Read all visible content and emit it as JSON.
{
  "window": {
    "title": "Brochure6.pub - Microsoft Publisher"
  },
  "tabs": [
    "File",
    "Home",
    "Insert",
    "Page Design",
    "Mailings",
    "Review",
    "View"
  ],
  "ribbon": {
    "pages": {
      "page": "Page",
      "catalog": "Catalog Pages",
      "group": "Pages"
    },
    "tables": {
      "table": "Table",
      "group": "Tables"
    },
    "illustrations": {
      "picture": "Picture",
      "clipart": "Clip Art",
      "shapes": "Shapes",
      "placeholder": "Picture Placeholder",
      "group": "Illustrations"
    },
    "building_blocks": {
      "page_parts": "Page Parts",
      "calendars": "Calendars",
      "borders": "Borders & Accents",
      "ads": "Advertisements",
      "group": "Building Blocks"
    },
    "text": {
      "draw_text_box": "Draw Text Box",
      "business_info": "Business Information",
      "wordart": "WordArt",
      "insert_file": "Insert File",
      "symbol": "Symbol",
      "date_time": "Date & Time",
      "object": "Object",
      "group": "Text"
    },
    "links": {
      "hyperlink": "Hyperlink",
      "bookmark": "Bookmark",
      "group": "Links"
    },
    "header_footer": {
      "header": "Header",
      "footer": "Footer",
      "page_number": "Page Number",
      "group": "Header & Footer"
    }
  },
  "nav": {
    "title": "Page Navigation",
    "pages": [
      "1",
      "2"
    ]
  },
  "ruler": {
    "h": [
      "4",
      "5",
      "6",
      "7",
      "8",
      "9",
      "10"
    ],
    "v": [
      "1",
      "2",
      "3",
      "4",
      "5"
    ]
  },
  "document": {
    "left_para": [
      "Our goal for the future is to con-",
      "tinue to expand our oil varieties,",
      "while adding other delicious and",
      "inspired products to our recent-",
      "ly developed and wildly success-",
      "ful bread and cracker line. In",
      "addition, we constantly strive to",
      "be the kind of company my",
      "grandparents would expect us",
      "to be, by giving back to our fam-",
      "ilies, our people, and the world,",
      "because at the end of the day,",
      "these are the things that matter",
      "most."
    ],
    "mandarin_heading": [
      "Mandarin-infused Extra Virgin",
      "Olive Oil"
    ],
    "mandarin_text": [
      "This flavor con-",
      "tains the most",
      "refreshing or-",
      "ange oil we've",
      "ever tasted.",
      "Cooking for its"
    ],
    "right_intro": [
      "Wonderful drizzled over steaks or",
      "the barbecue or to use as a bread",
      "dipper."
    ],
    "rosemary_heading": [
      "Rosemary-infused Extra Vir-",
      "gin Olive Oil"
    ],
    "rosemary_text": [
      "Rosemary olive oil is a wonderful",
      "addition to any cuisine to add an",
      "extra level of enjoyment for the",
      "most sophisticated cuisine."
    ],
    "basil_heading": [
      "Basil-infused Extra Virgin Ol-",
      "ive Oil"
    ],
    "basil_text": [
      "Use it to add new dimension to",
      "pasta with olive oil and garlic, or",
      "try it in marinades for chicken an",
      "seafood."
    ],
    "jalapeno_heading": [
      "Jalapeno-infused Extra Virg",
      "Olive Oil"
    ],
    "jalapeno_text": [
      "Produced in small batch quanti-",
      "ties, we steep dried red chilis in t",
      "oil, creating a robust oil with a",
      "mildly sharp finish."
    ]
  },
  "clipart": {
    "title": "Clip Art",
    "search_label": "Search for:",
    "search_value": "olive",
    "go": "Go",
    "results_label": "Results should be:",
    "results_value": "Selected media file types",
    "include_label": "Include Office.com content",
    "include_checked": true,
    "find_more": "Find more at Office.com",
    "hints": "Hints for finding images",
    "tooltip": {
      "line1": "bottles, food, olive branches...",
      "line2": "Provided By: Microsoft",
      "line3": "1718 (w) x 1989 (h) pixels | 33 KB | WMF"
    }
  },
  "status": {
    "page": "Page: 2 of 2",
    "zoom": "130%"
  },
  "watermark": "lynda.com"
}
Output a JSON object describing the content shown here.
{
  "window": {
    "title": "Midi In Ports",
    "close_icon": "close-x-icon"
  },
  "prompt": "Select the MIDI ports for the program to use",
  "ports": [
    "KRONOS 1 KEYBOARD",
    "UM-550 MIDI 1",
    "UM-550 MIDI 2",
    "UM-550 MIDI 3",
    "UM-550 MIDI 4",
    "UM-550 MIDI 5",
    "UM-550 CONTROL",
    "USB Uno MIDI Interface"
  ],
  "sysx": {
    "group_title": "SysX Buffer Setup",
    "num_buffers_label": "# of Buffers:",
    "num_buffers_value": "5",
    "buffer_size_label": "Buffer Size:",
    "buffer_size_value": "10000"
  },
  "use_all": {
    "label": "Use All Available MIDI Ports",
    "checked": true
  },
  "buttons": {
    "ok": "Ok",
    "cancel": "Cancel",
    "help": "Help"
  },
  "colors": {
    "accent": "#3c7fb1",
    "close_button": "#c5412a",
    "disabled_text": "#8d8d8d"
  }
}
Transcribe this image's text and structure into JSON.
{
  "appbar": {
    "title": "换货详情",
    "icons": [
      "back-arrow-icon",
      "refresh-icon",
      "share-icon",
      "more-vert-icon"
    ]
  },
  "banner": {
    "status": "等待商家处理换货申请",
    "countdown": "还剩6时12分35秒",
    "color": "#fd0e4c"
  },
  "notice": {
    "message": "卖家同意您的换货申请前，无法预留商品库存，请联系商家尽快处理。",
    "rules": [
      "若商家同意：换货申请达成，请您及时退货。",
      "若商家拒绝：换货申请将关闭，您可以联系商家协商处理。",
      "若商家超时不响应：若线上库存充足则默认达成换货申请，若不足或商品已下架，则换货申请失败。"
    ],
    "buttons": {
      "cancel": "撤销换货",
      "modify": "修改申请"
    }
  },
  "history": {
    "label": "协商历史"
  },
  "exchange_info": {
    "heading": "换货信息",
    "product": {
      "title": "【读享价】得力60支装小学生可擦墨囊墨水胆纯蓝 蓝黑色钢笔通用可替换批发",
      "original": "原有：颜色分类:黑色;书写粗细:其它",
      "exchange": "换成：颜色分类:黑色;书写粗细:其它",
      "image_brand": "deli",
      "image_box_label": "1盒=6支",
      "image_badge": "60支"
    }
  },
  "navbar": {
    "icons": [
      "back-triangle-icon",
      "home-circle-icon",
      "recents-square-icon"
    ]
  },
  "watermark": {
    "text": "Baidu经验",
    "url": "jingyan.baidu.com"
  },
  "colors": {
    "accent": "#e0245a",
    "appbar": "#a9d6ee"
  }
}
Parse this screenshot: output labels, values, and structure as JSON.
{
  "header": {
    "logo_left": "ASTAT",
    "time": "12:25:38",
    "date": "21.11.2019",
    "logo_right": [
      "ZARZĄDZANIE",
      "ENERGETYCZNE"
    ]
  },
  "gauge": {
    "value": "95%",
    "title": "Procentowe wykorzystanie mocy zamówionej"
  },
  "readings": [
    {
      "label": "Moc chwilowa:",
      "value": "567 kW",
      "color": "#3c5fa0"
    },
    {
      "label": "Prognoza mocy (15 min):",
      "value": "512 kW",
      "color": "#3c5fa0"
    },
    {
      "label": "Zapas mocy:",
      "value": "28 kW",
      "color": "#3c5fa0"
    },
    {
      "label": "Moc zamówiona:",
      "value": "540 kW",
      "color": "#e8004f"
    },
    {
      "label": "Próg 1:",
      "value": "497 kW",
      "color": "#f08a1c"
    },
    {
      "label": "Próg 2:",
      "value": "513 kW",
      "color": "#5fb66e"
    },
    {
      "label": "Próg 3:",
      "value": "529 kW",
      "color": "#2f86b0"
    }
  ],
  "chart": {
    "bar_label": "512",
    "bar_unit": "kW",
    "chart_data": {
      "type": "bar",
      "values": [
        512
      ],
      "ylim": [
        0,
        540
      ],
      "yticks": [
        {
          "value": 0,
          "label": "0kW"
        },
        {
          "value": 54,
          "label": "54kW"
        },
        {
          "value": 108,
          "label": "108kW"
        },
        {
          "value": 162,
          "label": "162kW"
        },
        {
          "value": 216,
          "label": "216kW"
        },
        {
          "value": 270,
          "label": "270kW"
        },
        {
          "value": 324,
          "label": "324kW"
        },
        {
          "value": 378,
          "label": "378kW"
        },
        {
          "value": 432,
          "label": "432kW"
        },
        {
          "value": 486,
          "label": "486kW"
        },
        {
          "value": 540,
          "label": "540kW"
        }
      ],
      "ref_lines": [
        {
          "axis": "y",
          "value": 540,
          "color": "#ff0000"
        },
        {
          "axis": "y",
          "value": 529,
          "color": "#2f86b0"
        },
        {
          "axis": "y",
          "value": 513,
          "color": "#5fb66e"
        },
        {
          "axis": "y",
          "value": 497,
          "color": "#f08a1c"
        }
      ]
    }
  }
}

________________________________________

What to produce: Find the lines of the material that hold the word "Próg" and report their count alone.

Exercise result: 3